- Activity:
Whatever appears in the records should be given again exactly, down to the last mark.

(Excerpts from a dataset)
>>
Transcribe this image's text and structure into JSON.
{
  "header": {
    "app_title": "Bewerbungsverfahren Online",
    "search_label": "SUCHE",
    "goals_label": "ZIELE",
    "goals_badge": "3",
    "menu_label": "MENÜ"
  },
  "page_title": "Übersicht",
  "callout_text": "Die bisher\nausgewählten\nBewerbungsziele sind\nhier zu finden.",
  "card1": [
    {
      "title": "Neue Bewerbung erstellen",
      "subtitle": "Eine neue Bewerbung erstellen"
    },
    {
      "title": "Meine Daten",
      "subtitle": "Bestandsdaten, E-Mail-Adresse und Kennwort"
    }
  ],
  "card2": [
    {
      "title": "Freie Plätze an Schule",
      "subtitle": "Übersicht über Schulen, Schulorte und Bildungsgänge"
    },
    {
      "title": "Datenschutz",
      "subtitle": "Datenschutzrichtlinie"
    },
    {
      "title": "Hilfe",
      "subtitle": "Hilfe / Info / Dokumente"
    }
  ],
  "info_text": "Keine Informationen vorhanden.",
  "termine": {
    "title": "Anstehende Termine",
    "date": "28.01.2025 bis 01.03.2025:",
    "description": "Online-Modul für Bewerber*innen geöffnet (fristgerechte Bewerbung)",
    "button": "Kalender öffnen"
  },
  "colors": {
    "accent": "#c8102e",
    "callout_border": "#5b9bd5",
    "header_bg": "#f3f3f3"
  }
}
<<
- Reply to the exercise:
Transcribe this image's text and structure into JSON.
{
  "header": {
    "app_title": "Bewerbungsverfahren Online",
    "search_label": "SUCHE",
    "goals_label": "ZIELE",
    "goals_badge": "3",
    "menu_label": "MENÜ"
  },
  "page_title": "Übersicht",
  "callout_text": "Die bisher\nausgewählten\nBewerbungsziele sind\nhier zu finden.",
  "card1": [
    {
      "title": "Neue Bewerbung erstellen",
      "subtitle": "Eine neue Bewerbung erstellen"
    },
    {
      "title": "Meine Daten",
      "subtitle": "Bestandsdaten, E-Mail-Adresse und Kennwort"
    }
  ],
  "card2": [
    {
      "title": "Freie Plätze an Schule",
      "subtitle": "Übersicht über Schulen, Schulorte und Bildungsgänge"
    },
    {
      "title": "Datenschutz",
      "subtitle": "Datenschutzrichtlinie"
    },
    {
      "title": "Hilfe",
      "subtitle": "Hilfe / Info / Dokumente"
    }
  ],
  "info_text": "Keine Informationen vorhanden.",
  "termine": {
    "title": "Anstehende Termine",
    "date": "28.01.2025 bis 01.03.2025:",
    "description": "Online-Modul für Bewerber*innen geöffnet (fristgerechte Bewerbung)",
    "button": "Kalender öffnen"
  },
  "colors": {
    "accent": "#c8102e",
    "callout_border": "#5b9bd5",
    "header_bg": "#f3f3f3"
  }
}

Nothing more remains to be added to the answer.